### WHAT IS NEEDED
Every line of the material below in which "Pilot" shows up is to be located and copied.
BEGIN
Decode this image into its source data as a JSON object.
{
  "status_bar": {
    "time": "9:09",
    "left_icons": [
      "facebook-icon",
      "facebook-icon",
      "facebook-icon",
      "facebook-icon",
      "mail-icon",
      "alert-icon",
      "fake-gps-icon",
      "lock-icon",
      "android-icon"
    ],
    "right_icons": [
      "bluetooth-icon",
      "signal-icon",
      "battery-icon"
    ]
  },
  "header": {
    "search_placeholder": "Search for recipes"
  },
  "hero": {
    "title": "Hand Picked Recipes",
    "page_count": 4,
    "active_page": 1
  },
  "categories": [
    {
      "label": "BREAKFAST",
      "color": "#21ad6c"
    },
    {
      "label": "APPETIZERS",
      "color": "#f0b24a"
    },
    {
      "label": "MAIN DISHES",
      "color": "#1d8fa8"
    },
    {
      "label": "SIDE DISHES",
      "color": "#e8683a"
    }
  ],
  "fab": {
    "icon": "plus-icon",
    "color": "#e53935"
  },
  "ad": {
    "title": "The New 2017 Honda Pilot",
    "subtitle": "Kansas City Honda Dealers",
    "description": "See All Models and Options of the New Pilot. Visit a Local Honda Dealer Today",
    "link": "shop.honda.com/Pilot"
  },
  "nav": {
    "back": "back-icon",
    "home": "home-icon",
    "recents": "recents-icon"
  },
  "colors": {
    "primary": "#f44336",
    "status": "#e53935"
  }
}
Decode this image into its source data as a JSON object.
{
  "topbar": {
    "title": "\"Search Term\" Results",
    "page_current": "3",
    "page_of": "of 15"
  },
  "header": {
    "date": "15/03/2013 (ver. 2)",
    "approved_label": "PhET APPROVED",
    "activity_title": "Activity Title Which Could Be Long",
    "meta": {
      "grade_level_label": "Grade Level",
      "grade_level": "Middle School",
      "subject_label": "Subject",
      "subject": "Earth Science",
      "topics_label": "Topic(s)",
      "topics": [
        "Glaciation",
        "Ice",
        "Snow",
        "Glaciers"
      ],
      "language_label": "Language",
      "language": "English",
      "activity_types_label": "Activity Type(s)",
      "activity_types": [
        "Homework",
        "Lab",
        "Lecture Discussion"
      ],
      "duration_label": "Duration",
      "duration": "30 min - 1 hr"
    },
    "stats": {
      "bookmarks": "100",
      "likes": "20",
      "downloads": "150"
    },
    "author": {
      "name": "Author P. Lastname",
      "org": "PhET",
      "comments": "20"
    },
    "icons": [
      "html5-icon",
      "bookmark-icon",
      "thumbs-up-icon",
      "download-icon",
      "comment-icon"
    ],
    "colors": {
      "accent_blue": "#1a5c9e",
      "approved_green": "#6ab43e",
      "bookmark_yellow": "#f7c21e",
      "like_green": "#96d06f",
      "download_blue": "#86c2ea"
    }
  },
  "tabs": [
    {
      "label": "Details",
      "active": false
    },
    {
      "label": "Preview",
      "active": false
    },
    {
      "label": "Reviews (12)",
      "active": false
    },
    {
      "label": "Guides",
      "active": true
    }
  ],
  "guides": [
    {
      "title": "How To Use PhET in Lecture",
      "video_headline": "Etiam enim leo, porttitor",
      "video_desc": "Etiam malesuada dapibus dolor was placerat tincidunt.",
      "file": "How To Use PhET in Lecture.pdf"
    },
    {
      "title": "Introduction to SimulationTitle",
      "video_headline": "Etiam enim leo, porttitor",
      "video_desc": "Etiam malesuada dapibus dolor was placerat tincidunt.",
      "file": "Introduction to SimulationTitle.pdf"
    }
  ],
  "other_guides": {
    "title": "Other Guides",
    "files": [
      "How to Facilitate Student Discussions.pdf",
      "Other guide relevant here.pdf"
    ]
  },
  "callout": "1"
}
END
### TASK ANSWER
    "title": "The New 2017 Honda Pilot",
    "description": "See All Models and Options of the New Pilot. Visit a Local Honda Dealer Today",
    "link": "shop.honda.com/Pilot"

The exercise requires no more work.